When we speak, sing, or yell, the sounds that we produce come from the vibration of two flexible bands of muscles that make up our vocal cords. These delicate, mucus-coated muscles vibrate at hundreds of times per second to give us our unique sounds. But about 20 million people suffer from vocal impairment, either temporary or permanent. For these millions of people, artificial lab-grown vocal cords may one day give them back their voice.
The process of growing vocal cords in a lab began with rare donations of actual vocal tissues from one deceased donor and four patients whose larynges were removed for non-cancerous reasons. From these donated tissues, the researchers grew up two types of cells on a 3-D collagen scaffold. After 2 weeks, the cells took on a structure that resembled human vocal cords in both shape and elasticity.
After attaching the lab engineered vocal cords to a sound simulation apparatus, i.e. an artificial windpipe, the team heard a buzzing sound "like a kazoo." This suggests the artificial vocal cords can function in a similar manner as the biological one, vibrating and producing sounds that could be a voice.

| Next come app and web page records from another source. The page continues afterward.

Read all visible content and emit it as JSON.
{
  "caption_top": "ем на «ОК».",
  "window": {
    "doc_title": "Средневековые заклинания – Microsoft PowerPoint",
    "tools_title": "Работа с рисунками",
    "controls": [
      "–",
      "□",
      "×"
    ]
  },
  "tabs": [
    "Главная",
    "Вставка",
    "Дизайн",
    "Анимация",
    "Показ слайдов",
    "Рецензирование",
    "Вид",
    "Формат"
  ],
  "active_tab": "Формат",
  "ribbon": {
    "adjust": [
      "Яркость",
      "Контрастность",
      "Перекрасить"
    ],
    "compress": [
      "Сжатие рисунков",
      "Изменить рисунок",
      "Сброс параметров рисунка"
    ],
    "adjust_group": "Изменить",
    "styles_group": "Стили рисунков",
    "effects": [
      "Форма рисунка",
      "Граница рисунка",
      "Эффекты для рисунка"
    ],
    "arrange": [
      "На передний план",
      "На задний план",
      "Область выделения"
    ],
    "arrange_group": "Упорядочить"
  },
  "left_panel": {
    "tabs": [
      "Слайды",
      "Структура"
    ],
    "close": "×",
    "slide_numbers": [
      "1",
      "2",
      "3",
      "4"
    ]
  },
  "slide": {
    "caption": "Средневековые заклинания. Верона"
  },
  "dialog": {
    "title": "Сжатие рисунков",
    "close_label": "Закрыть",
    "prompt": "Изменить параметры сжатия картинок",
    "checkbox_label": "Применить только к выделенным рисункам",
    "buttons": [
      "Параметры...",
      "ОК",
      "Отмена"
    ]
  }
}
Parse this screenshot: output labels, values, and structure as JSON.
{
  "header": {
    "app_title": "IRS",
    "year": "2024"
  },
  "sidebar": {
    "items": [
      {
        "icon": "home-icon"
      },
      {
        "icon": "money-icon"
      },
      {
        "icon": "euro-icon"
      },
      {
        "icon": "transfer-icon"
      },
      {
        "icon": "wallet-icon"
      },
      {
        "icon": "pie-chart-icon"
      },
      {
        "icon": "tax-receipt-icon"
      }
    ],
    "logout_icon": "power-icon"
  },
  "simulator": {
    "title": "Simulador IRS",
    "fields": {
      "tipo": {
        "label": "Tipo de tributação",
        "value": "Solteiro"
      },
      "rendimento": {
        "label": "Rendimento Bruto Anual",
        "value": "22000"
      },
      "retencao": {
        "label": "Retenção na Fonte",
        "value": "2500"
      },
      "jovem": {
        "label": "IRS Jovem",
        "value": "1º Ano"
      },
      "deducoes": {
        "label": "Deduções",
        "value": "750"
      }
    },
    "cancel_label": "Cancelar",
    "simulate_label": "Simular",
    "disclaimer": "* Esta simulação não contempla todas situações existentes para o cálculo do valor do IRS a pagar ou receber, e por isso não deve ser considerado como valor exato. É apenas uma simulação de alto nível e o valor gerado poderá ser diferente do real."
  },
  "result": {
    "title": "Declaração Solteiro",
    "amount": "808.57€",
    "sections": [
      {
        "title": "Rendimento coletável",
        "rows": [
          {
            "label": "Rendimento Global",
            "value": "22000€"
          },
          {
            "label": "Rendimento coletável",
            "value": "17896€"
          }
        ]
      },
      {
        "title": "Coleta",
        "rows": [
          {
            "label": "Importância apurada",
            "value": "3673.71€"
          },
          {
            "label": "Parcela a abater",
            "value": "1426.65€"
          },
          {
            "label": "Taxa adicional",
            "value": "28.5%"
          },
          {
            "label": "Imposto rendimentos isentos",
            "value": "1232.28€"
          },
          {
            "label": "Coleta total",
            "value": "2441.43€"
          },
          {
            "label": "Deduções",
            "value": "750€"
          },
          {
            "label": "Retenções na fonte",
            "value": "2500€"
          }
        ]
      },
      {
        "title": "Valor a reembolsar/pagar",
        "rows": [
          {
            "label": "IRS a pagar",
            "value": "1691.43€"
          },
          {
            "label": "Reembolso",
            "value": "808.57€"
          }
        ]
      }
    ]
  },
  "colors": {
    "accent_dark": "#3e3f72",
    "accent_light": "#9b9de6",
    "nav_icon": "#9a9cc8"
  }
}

The research is still in its developmental stages and many more trials are needed before a vocal cord transplant can be a reality.